    doctwelve said:
    dysamoria said:
    doctwelve said:
    Et tu AI? You were the guys who fought against the apple-bashing on engadget and the verge and lately you've been jumping on the bandwagon. I expect this kind of click-bait crap from macrumors now, but not you. If you think Apple is flagrantly opening their user's privacy to nefarious Chinese officials just because then I don't know what to say. 
    This poorly formed article isn’t clickbait and it’s also not “Apple Bashing”. If you cannot handle the reporting of questionable activity by your favorite company, then hide your eyes. No company (and no country) should be protected from legitimate criticism.
    Well, since we haven't peep from Apple about how the information is being used 
    We have:
    Apple: "The actual URL of a website you visit is never shared with a safe browsing provider and the feature can be turned off.” https://t.co/vgUYkinwhP
    edited October 2019 doctwelveberndognetmage
  • Reply 20 of 51
    adamcadamc Posts: 582member
    Apple's protection against malicious websites has long sent data to Google Safe Browsing, but now it appears some can also be sent to Chinese firm Tencent.

    Apple uses Safe Browsing systems from Google and now also Chinas Tencent firm to protect against phishing
    Apple uses Safe Browsing systems from Google and now also China's Tencent firm to protect against phishing


    Applehas been sending browsing data to Chinese technology firm Tencent as part of its anti-phishing systems, and now may be expanding how much it uses the firm. From iOS 11 in 2017, Apple has stated on devices bought in China that it uses Tencent, but at some point that same privacy notice has appeared on US iPhones and iPads too.

    The information is contained with a privacy notice that is reached via Settings, Safari, About Safari Search & Privacy. It's not clear when this detail was added, but users on Twitter claim to have seen it from iOS 12.2. It is now on all iOS 13 devices.

    Apple uses the service as part of its anti-phishing features, and specifically the iOS Fraudulent Website Warning. This is the service that detects when a site may be masquerading as another one, or may contain malware.

    Previously, Apple was solely sending this data to Google to leverage that firm's Safe Browsing facility. Now it's also using Tencent's similar system.

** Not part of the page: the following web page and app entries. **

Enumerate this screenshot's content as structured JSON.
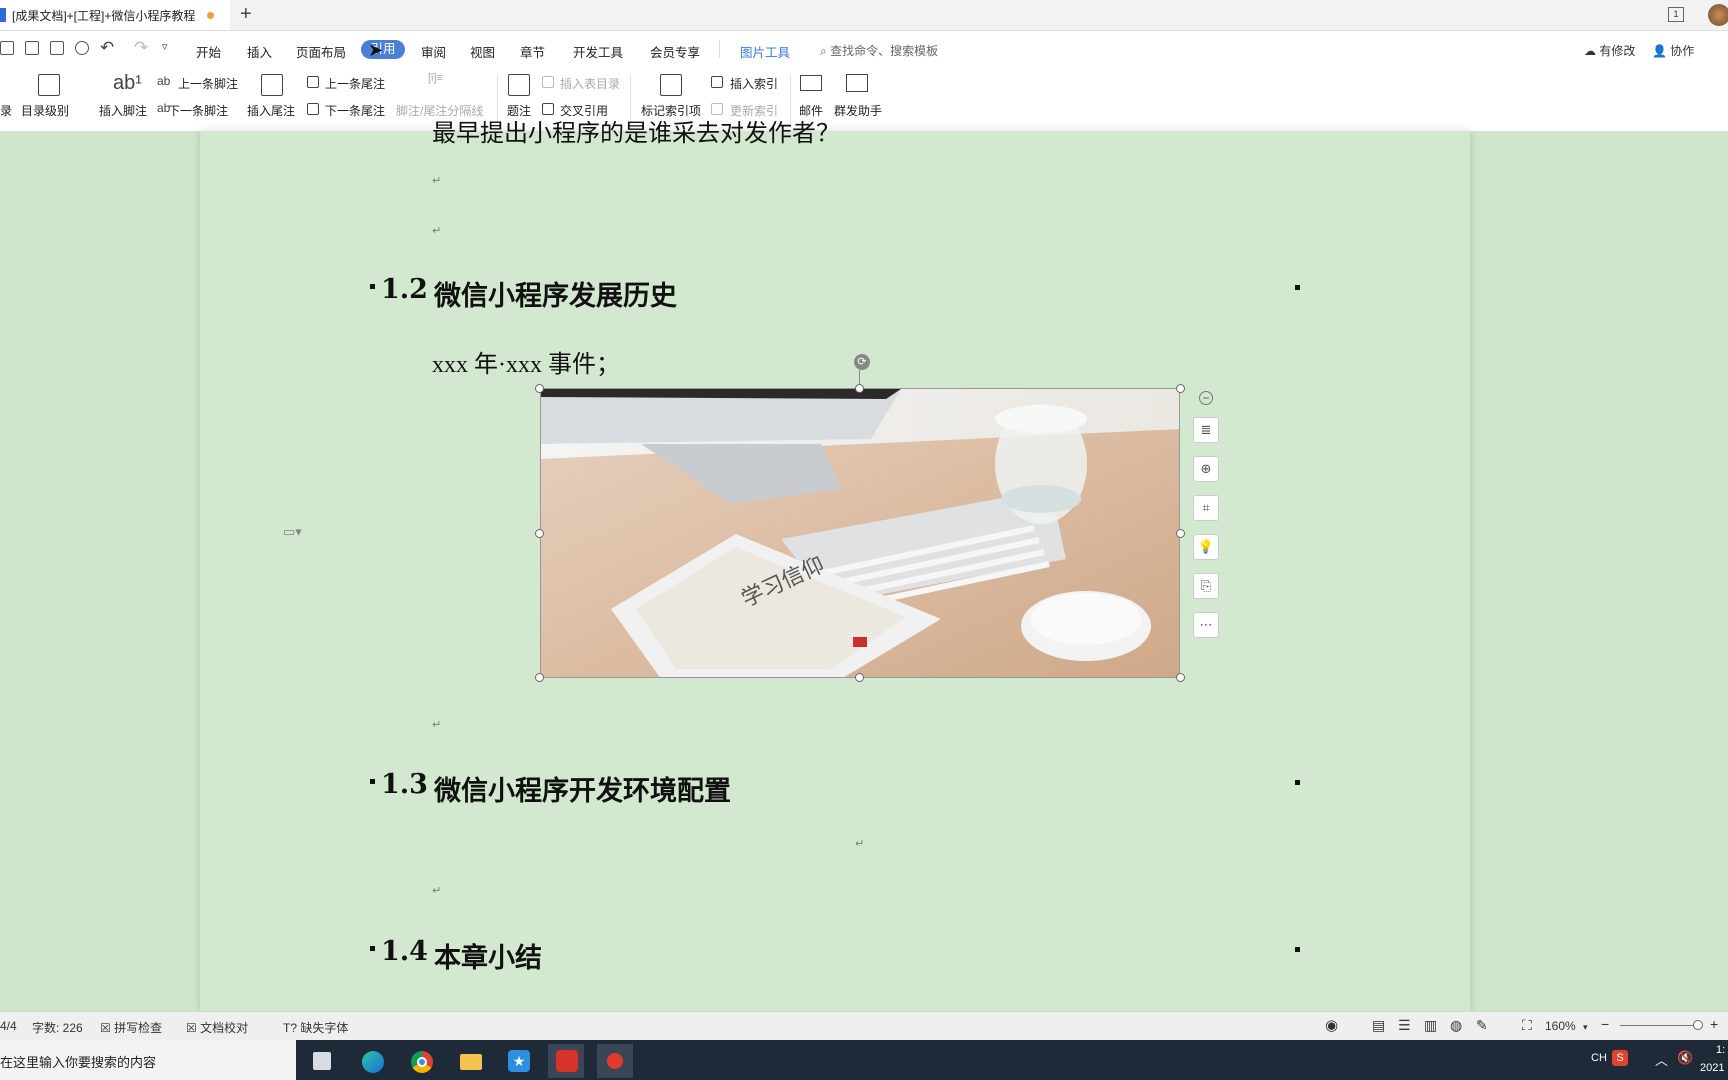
{
  "window": {
    "tab_title": "[成果文档]+[工程]+微信小程序教程",
    "page_indicator": "1"
  },
  "menu": {
    "items": [
      "开始",
      "插入",
      "页面布局",
      "引用",
      "审阅",
      "视图",
      "章节",
      "开发工具",
      "会员专享",
      "图片工具"
    ],
    "active": "引用",
    "search_placeholder": "查找命令、搜索模板",
    "has_edits": "有修改",
    "collab": "协作"
  },
  "ribbon": {
    "toc_label": "录",
    "toc_level": "目录级别",
    "insert_footnote": "插入脚注",
    "prev_footnote": "上一条脚注",
    "next_footnote": "下一条脚注",
    "insert_endnote": "插入尾注",
    "prev_endnote": "上一条尾注",
    "next_endnote": "下一条尾注",
    "separator_line": "脚注/尾注分隔线",
    "caption": "题注",
    "insert_table_of_figures": "插入表目录",
    "cross_ref": "交叉引用",
    "mark_index": "标记索引项",
    "insert_index": "插入索引",
    "update_index": "更新索引",
    "mail": "邮件",
    "mass_send": "群发助手"
  },
  "document": {
    "top_partial_line": "最早提出小程序的是谁采去对发作者？",
    "h12_num": "1.2",
    "h12_text": "微信小程序发展历史",
    "para1": "xxx 年·xxx 事件；",
    "h13_num": "1.3",
    "h13_text": "微信小程序开发环境配置",
    "h14_num": "1.4",
    "h14_text": "本章小结",
    "para_mark": "↵"
  },
  "image_tools": [
    "layout-options-icon",
    "zoom-icon",
    "crop-icon",
    "idea-icon",
    "convert-icon",
    "more-icon"
  ],
  "statusbar": {
    "page": "4/4",
    "word_count": "字数: 226",
    "spell_check": "拼写检查",
    "proofread": "文档校对",
    "missing_font": "缺失字体",
    "zoom": "160%"
  },
  "taskbar": {
    "search_placeholder": "在这里输入你要搜索的内容",
    "ime": "CH",
    "time_partial": "1:",
    "date_partial": "2021"
  }
}
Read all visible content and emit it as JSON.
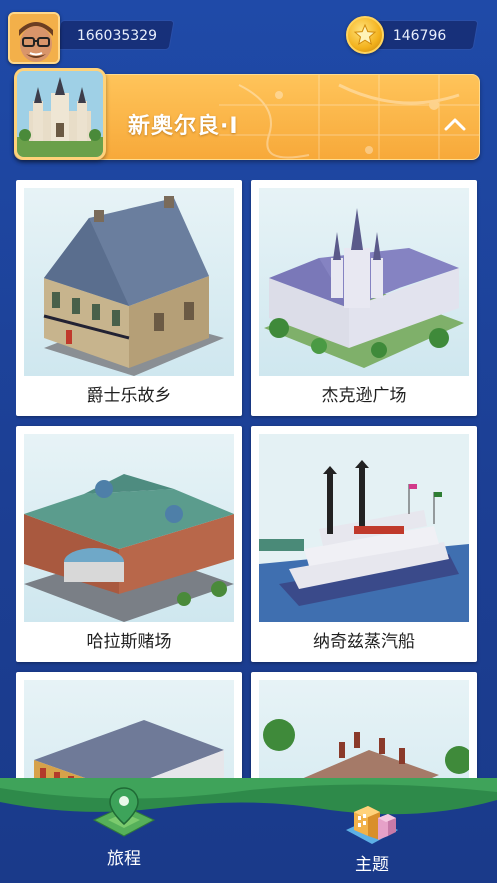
{
  "header": {
    "user_id": "166035329",
    "coins": "146796"
  },
  "banner": {
    "city_title": "新奥尔良·I",
    "expanded": true
  },
  "attractions": [
    {
      "name": "爵士乐故乡"
    },
    {
      "name": "杰克逊广场"
    },
    {
      "name": "哈拉斯赌场"
    },
    {
      "name": "纳奇兹蒸汽船"
    },
    {
      "name": ""
    },
    {
      "name": ""
    }
  ],
  "nav": {
    "trip_label": "旅程",
    "theme_label": "主题"
  },
  "colors": {
    "background": "#1f4aa8",
    "banner": "#f7a93a",
    "coin": "#f3b21d"
  }
}
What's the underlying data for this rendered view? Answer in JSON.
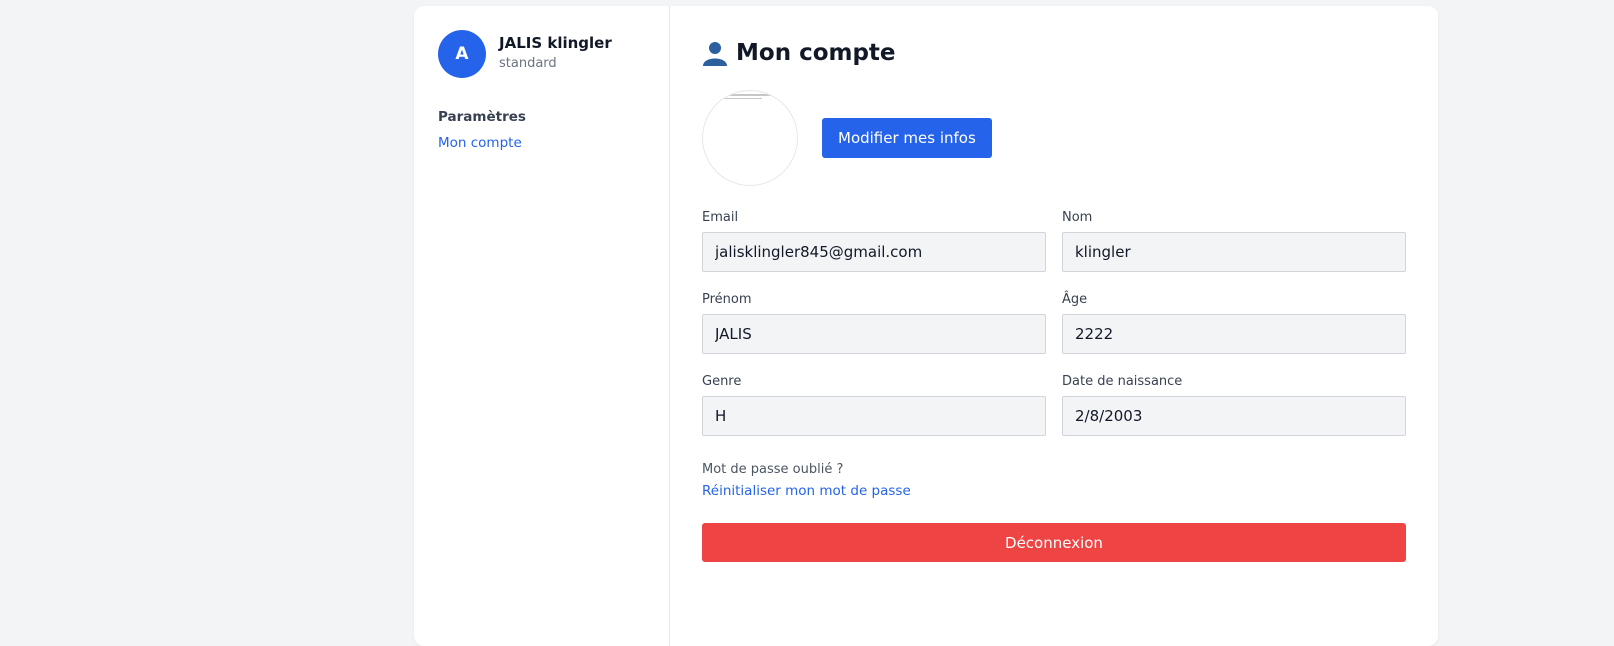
{
  "sidebar": {
    "avatar_initial": "A",
    "user_name": "JALIS klingler",
    "user_role": "standard",
    "section_title": "Paramètres",
    "nav_item": "Mon compte"
  },
  "main": {
    "title_icon": "user-icon",
    "title": "Mon compte",
    "edit_button": "Modifier mes infos",
    "fields": {
      "email": {
        "label": "Email",
        "value": "jalisklingler845@gmail.com"
      },
      "nom": {
        "label": "Nom",
        "value": "klingler"
      },
      "prenom": {
        "label": "Prénom",
        "value": "JALIS"
      },
      "age": {
        "label": "Âge",
        "value": "2222"
      },
      "genre": {
        "label": "Genre",
        "value": "H"
      },
      "naissance": {
        "label": "Date de naissance",
        "value": "2/8/2003"
      }
    },
    "forgot_text": "Mot de passe oublié ?",
    "reset_link": "Réinitialiser mon mot de passe",
    "logout_button": "Déconnexion"
  },
  "colors": {
    "accent": "#2563eb",
    "danger": "#ef4444",
    "background": "#f3f4f6"
  }
}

    It's not known what data is sent to Tencent, nor under what conditions a user's data will be sent to that firm instead or, or in addition to, Google. It's still most likely that it is Safari on China-bought iOS devices whose data is sent to Tencent.

    The Safari privacy notice that now includes mention of Tencent
    The Safari privacy notice that now includes mention of Tencent


    Apple's privacy notice does describe the overall process for both firms.

    "Before visiting a website, Safari may send information calculated from the website address to Google Safe Browsing and Tencent Safe Browsing to check if the website is fraudulent," it says.

    Significantly, it also cautions that the website address may not be the only data that these companies receive.

    "These safe browsing providers may also log your IP address," it adds.

    The presence of Tencent in the privacy information does not mean that data is being sent to the firm, only that Apple may use it for this feature when needed. The possible logging of IP addresses by either Google or Tencent may be necessary for their phishing prevention systems.

    However, Apple did not announce the use of this second company in what is a significant area of its privacy work. And the Fraudulent Website Warning feature is turned on by default.

    To turn it off, go to Settings, Safari and toggle Fraudulent Website Warning. Note, however, that you will then lose the protection against malicious sites.
    https://apple.slashdot.org/story/19/10/14/1621219/apple-responds-to-reports-that-it-is-sharing-data-with-tencent
Sign In or Register to comment.